2. Because it is laid on us for labour or work. Beasts for slaughter go without a yoke at their own ease and pleasure; but those that are for work must bear it. Those men who walk licentiously after their own lusts, if they repent not, will find that the case of cattle for slaughter will be theirs. "For, says the prophet, God will pull them out like sheep for the slaughter, and prepare them for the day of slaughter." But the yoke is taken on for labour. Under it we are with David "to serve our generation by the will of God, and to work out our own salvation, with fear and trembling."
3. Because by it we are not only kept at work, but kept in order at our work. If any thing be wrong in the yoke, the work becomes disorderly. They who truly bear the yoke, are uniform and orderly in their obedience. "They have respect unto all God's commandments." They who take their religion by fits and starts, who are partial in the law, strict in some plain duties, loose in others, who serve God but by halves at best, discover themselves not to be truly come under the yoke.
4. Because of its uneasiness to the flesh. Though the service of God is a blessed state of freedom; yet to flesh and blood, it is a yoke, grating to our sensitive appetites, and crossing our corrupt wills.
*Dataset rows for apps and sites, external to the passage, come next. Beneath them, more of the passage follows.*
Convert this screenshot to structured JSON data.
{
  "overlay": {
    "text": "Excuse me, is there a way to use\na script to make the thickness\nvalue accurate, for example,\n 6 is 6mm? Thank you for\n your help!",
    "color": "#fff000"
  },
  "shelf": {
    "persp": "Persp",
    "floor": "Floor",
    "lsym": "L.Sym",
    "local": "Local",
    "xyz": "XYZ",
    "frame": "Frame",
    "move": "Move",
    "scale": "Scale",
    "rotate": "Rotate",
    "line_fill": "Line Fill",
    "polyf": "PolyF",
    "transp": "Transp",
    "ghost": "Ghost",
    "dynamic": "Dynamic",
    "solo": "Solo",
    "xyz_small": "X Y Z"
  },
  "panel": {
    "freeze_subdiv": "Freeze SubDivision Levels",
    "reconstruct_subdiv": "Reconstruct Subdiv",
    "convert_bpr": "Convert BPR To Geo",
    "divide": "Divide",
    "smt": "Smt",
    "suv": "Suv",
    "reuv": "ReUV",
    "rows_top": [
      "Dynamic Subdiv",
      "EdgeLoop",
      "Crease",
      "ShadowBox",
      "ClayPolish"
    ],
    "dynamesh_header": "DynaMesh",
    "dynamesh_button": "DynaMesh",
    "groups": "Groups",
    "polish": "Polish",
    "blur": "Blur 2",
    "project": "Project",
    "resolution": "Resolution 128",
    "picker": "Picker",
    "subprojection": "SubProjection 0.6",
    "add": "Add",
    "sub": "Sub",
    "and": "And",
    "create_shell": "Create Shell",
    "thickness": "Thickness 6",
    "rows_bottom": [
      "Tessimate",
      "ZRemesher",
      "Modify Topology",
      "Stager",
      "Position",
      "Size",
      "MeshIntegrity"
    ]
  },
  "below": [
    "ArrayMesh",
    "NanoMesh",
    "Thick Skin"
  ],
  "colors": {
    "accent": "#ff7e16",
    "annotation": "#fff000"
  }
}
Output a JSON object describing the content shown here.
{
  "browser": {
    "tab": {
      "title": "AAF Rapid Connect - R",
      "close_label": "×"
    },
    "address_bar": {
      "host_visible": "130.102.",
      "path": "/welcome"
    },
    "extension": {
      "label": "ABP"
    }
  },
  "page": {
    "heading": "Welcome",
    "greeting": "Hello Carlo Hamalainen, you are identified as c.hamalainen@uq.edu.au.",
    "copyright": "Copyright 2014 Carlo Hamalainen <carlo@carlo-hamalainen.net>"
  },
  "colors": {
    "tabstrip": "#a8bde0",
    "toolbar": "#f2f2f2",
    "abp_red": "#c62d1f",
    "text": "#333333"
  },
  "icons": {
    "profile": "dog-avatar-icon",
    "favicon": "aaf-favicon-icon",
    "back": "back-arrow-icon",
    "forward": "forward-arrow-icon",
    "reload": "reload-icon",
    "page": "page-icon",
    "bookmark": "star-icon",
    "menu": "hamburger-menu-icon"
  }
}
To the new nature indeed it is easy; but to the old corrupt nature most uneasy; and as long as there are any remains of it, there will be a pain in bearing it. "For the flesh lusteth against the spirit, and the spirit against the flesh; and these are contrary the one to the other; so that ye cannot do the things that ye would."